> _WHAT TO WORK ON_: Lines that include "mode" make up the answer; copy all of them from the data below.

[Interface dataset entries]
*** Begin section ***

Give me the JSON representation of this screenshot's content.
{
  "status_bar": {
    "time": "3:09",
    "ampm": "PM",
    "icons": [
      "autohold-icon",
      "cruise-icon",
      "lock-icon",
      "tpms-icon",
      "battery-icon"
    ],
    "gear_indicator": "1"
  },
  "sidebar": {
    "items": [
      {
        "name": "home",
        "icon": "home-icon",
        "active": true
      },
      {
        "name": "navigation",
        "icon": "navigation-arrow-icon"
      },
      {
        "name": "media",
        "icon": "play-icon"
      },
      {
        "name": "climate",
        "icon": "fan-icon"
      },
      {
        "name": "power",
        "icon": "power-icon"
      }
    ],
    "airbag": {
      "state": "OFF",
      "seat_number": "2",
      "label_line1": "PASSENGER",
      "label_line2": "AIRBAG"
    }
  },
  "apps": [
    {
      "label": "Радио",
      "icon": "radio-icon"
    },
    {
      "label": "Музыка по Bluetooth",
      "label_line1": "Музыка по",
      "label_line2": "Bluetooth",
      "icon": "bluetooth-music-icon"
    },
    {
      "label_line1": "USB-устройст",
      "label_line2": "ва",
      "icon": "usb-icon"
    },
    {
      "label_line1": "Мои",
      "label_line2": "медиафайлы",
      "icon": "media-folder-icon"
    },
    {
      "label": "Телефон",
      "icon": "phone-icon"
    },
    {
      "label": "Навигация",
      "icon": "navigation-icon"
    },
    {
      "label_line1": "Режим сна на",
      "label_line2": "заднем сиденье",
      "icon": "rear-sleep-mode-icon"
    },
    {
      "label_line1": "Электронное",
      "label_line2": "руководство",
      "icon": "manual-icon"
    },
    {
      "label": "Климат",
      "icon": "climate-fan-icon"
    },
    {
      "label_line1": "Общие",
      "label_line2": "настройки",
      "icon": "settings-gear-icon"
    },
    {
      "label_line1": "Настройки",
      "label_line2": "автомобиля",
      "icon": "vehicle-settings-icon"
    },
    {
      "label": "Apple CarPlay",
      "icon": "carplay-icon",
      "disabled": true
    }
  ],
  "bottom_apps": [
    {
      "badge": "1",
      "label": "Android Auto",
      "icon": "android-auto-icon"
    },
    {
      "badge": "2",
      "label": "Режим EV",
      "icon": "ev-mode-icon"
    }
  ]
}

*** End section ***

> _REPLY TO THE EXERCISE_:
      "icon": "rear-sleep-mode-icon"
      "icon": "ev-mode-icon"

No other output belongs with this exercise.